:: Data provided
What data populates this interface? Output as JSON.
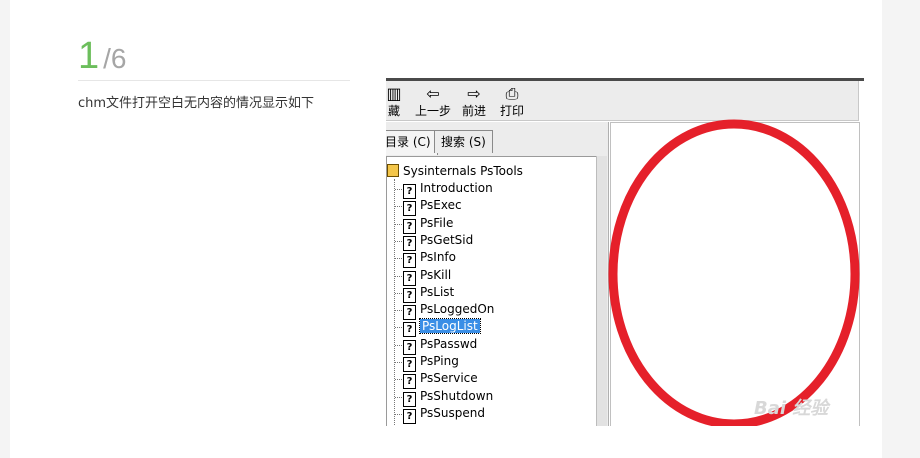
{
  "step": {
    "current": "1",
    "total": "/6"
  },
  "description": "chm文件打开空白无内容的情况显示如下",
  "toolbar": {
    "buttons": [
      {
        "label": "藏",
        "icon": "hide-icon"
      },
      {
        "label": "上一步",
        "icon": "back-arrow-icon"
      },
      {
        "label": "前进",
        "icon": "forward-arrow-icon"
      },
      {
        "label": "打印",
        "icon": "printer-icon"
      }
    ]
  },
  "tabs": [
    {
      "label": "目录 (C)"
    },
    {
      "label": "搜索 (S)"
    }
  ],
  "tree": {
    "root": "Sysinternals PsTools",
    "items": [
      "Introduction",
      "PsExec",
      "PsFile",
      "PsGetSid",
      "PsInfo",
      "PsKill",
      "PsList",
      "PsLoggedOn",
      "PsLogList",
      "PsPasswd",
      "PsPing",
      "PsService",
      "PsShutdown",
      "PsSuspend"
    ],
    "selected_index": 8
  },
  "watermark": "Bai 经验",
  "colors": {
    "accent": "#6cbe5c",
    "highlight": "#3a8ee6",
    "annotation": "#e5202a"
  }
}
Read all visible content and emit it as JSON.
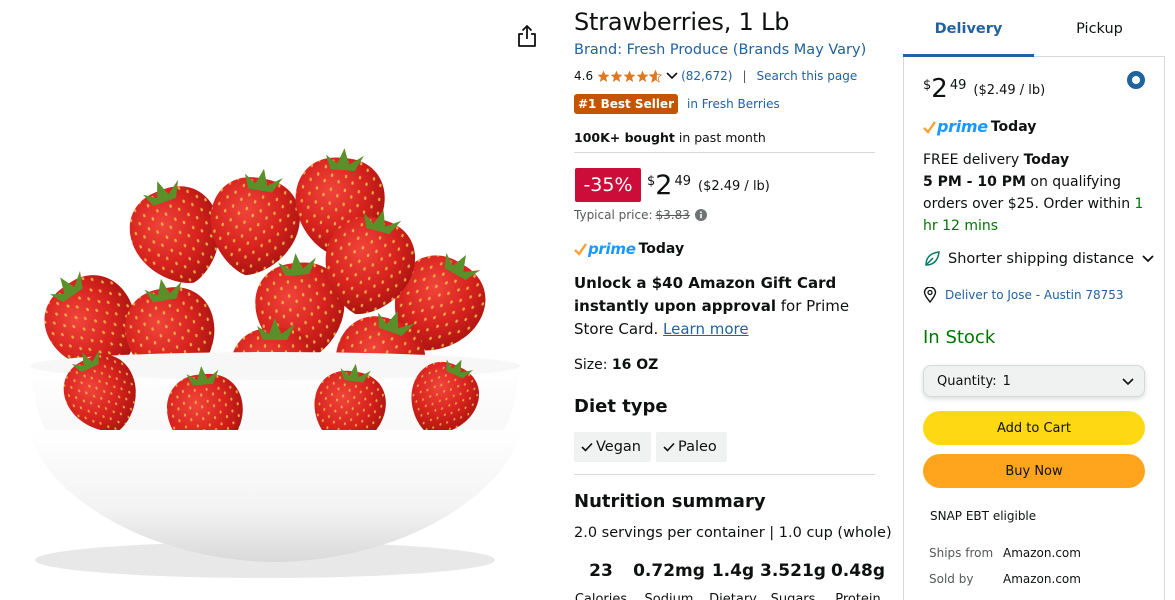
{
  "product": {
    "title": "Strawberries, 1 Lb",
    "brand": "Brand: Fresh Produce (Brands May Vary)",
    "rating": "4.6",
    "rating_count": "(82,672)",
    "search_page": "Search this page",
    "best_seller": "#1 Best Seller",
    "category_link": "in Fresh Berries",
    "bought_bold": "100K+ bought",
    "bought_rest": " in past month",
    "image_icon": "strawberry-bowl-image",
    "share_icon": "share-icon"
  },
  "pricing": {
    "discount": "-35%",
    "currency": "$",
    "whole": "2",
    "fraction": "49",
    "unit_price": "($2.49 / lb)",
    "typical_label": "Typical price:",
    "typical_value": "$3.83"
  },
  "prime": {
    "brand": "prime",
    "today": "Today",
    "color": "#1a98ff"
  },
  "gift": {
    "bold": "Unlock a $40 Amazon Gift Card instantly upon approval",
    "rest": " for Prime Store Card. ",
    "link": "Learn more"
  },
  "size": {
    "label": "Size: ",
    "value": "16 OZ"
  },
  "diet": {
    "title": "Diet type",
    "chips": [
      "Vegan",
      "Paleo"
    ]
  },
  "nutrition": {
    "title": "Nutrition summary",
    "servings": "2.0 servings per container | 1.0 cup (whole)",
    "items": [
      {
        "value": "23",
        "label": "Calories"
      },
      {
        "value": "0.72mg",
        "label": "Sodium"
      },
      {
        "value": "1.4g",
        "label": "Dietary"
      },
      {
        "value": "3.521g",
        "label": "Sugars"
      },
      {
        "value": "0.48g",
        "label": "Protein"
      }
    ]
  },
  "buybox": {
    "tabs": [
      "Delivery",
      "Pickup"
    ],
    "currency": "$",
    "whole": "2",
    "fraction": "49",
    "unit_price": "($2.49 / lb)",
    "delivery_line1_plain": "FREE delivery ",
    "delivery_line1_bold": "Today",
    "delivery_time": "5 PM - 10 PM",
    "delivery_rest": " on qualifying orders over $25. Order within ",
    "delivery_countdown": "1 hr 12 mins",
    "shorter_shipping": "Shorter shipping distance",
    "deliver_to": "Deliver to Jose - Austin 78753",
    "in_stock": "In Stock",
    "quantity_label": "Quantity:",
    "quantity_value": "1",
    "add_to_cart": "Add to Cart",
    "buy_now": "Buy Now",
    "snap": "SNAP EBT eligible",
    "ships_from_label": "Ships from",
    "ships_from_value": "Amazon.com",
    "sold_by_label": "Sold by",
    "sold_by_value": "Amazon.com",
    "colors": {
      "add_to_cart": "#ffd814",
      "buy_now": "#ffa41c",
      "link": "#2162a1",
      "in_stock": "#007600",
      "discount": "#cc0c39",
      "best_seller": "#c45500"
    }
  }
}
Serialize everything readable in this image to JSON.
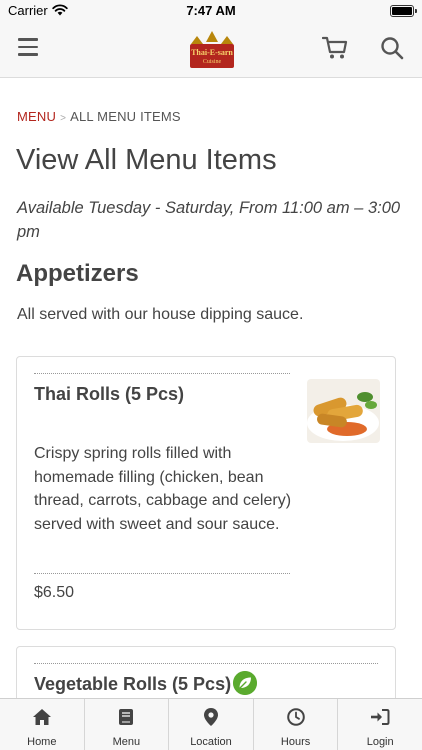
{
  "status_bar": {
    "carrier": "Carrier",
    "time": "7:47 AM",
    "icons": [
      "wifi-icon",
      "battery-icon"
    ]
  },
  "header": {
    "logo_text": "Thai-E-sarn",
    "logo_subtext": "Cuisine",
    "icons": [
      "hamburger-menu-icon",
      "cart-icon",
      "search-icon"
    ]
  },
  "breadcrumb": {
    "menu": "MENU",
    "current": "ALL MENU ITEMS"
  },
  "page": {
    "title": "View All Menu Items",
    "availability": "Available Tuesday - Saturday, From 11:00 am – 3:00 pm"
  },
  "section": {
    "title": "Appetizers",
    "description": "All served with our house dipping sauce."
  },
  "items": [
    {
      "name": "Thai Rolls (5 Pcs)",
      "description": "Crispy spring rolls filled with homemade filling (chicken, bean thread, carrots, cabbage and celery) served with sweet and sour sauce.",
      "price": "$6.50",
      "photo": "spring-rolls-photo"
    },
    {
      "name": "Vegetable Rolls (5 Pcs)",
      "badge_icon": "vegetarian-leaf-icon"
    }
  ],
  "tabs": [
    {
      "label": "Home",
      "icon": "home-icon"
    },
    {
      "label": "Menu",
      "icon": "menu-book-icon"
    },
    {
      "label": "Location",
      "icon": "location-pin-icon"
    },
    {
      "label": "Hours",
      "icon": "clock-icon"
    },
    {
      "label": "Login",
      "icon": "login-icon"
    }
  ],
  "colors": {
    "accent": "#b3261e",
    "veg_badge": "#5aaa2e",
    "bar_background": "#f7f7f7"
  }
}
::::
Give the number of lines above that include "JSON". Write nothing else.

§ **Answer box**
3